CHAPTER ONE SECTIONS ONE & Two

 

1.  Discuss the first European settlements in North America and the hardships SETTLERS faced.

ANSWER:

3-The First European settlements in North America were the Spanish in California and Florida, the British Colonies in Massachusetts, Virginia, and Carolina, the French outposts in Canada and along the Ohio River, and the Dutch in New Netherlands.  These early settlements all faced similar problems.  First was finding enough food until they could get regular farm production.  Second was dealing with the natives who after initially welcoming them began to resist their presence and try to kill them.  Third was the climate and geography which was harsh winters and soil that required a lot of rock and tree removal before it could be used for farming.

4-Major settlements that survived were Santa Fe, St Augustine, Plymouth, Jamestown, Raleigh, Quebec, New Orleans, and New Amsterdam (New York).  The Europeans often attacked each other such as the English capture of New Netherlands, the fighting over St Augustine, and the Spanish raids on Jamestown.  Some settlements failed, most notably Roanoke.

 

2.  Identify the importance of the legislature in Virginia.

ANSWER:

3-The House of Burgesses was established to allow land owning colonists the right to govern their affairs.  This was done to attract more settlers.

4-The House of Burgesses set an example for representative government and other colonies soon set up their own legislatures

 

3.  Explain why each of the Middle Colonies was settled.

ANSWER:

3-The Middle Colonies of New York, Pennsylvania, New Jersey, and Delaware were initially controlled by the Dutch.  New York (New Amsterdam) initially attracted the Dutch and then British interest because of its potential for wealth because of the harbor at the mouth of the Hudson River.  Pennsylvania was established as a Quaker refuge from persecution in England.  The Middle Colonies attracted many non-English settlers from Germany, Holland, and Sweden.
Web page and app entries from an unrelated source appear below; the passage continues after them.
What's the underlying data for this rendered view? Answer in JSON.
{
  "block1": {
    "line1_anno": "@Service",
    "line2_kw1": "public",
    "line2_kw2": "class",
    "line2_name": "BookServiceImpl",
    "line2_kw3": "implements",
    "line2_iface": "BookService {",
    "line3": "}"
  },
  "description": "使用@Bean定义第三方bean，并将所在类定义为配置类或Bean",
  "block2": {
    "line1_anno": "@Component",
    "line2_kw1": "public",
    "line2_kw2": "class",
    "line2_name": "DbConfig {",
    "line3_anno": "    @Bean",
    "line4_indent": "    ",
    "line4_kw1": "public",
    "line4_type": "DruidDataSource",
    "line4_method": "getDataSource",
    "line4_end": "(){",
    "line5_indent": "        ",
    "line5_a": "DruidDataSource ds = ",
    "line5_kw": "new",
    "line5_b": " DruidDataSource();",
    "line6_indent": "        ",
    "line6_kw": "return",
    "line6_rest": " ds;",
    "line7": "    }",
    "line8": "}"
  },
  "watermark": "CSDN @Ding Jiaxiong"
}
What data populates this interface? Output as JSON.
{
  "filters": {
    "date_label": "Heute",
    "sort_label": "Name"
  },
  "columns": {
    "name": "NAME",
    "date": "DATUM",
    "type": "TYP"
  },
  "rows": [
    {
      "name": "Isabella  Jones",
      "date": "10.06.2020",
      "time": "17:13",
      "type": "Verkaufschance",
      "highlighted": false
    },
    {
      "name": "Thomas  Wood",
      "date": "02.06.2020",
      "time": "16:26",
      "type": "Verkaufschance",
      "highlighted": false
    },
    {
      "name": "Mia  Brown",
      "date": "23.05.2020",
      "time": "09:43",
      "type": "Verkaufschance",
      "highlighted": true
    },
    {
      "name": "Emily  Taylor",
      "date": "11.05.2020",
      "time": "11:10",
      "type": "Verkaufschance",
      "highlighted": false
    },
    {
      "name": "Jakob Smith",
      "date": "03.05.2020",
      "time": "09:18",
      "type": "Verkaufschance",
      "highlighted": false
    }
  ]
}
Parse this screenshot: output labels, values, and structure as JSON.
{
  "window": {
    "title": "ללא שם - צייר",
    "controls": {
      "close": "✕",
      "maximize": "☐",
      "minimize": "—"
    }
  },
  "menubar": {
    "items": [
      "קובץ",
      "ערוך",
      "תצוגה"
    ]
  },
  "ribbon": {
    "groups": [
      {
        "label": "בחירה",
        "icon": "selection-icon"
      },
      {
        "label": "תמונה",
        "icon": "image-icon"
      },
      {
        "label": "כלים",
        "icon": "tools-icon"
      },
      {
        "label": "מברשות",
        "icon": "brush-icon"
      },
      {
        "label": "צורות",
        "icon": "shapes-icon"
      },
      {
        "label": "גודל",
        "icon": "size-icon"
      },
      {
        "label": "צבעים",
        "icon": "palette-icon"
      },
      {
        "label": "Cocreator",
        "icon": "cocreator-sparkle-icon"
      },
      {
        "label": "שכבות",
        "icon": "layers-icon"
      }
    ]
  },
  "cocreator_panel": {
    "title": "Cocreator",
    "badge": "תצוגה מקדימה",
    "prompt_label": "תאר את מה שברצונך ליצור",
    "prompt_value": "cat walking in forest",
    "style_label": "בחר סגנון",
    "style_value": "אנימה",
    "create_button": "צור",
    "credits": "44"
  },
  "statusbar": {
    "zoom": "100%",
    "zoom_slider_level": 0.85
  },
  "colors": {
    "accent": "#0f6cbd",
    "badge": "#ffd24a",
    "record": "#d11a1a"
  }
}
4-The Middle Colonies were able to produce large quantities of wheat and other cash crops.  The Middle Colonies had a reputation of religious tolerance which attracted many settlers.


 

4.  Explain the growth of population, agriculture and trade in the colonies.

ANSWER:

3-Population grew because of three reasons: Religious tolerance, potential for wealth, and people in the colonies were having more children.  Agriculture grew in the middle colonies because of crops like wheat and tobacco.  In New England subsistence farming proved a way to support settlers.  The southern colonies began growing tobacco, rice, and sugar relying on slave labor for large scale farming.  Trade revolved around three areas: Europe, Africa, and the Americas (North America and the Caribbean).  Raw materials and rum passed from America to Europe in exchange for manufactured goods.  The goods along with rum went Africa to procure slaves.  The slaves and goods went to the Caribbean and then sugar and molasses went to America along with some slaves (mostly to the south) and the goods.  This became known as Triangular Trade.

4-New England produced large quantities of wood and ship build was there largest industry.  Indentured slaves were first used in the south until cheaper and more plentiful slaves from Africa became available.  A great debate arose about the use of slaves with the northern states believing it to be wrong and the southern states seeing it as nothing that hadn’t happened before as a legitimate way to make money.

 

 

5.  Identify the influence of religion and education on American culture.

ANSWER:

3-Religion played an important part in early America first because many pilgrims had come here.  By the 1740’s a religious rebirth called the Great Awakening occurred where ministers called for a return to strong faith.  This strength of faith combined with a freedom to choose one’s religion weakened the strength of established state churches like the Anglican and Catholics.  Education was closely related to religion because the first colleges were established to train ministers.  New England placed a strong emphasis on education of children in most communities.  The Middle Colonies had a wide spread of schools but less than New England.  In the South education was mostly for wealthy landowners.  Along with schools; books, newspapers, and almanacs spread knowledge that was both practical for daily use and informative about ideas of the Enlightenment.

4-A Baptist preacher said during the Great Awakening: “the common people now claim as good a right to judge and act in matters of religion as civil rulers or the learned clergy.”  The Great Awakening united the north and south and paved the way for revolutionary fervor and political ideas during the struggle for independence.  One idea that became popular was the belief that the ultimate source of power for a government was the people.

 

Mr. James P. Realini
(408) 522-8288 EXT 509
james.realini@sesd.org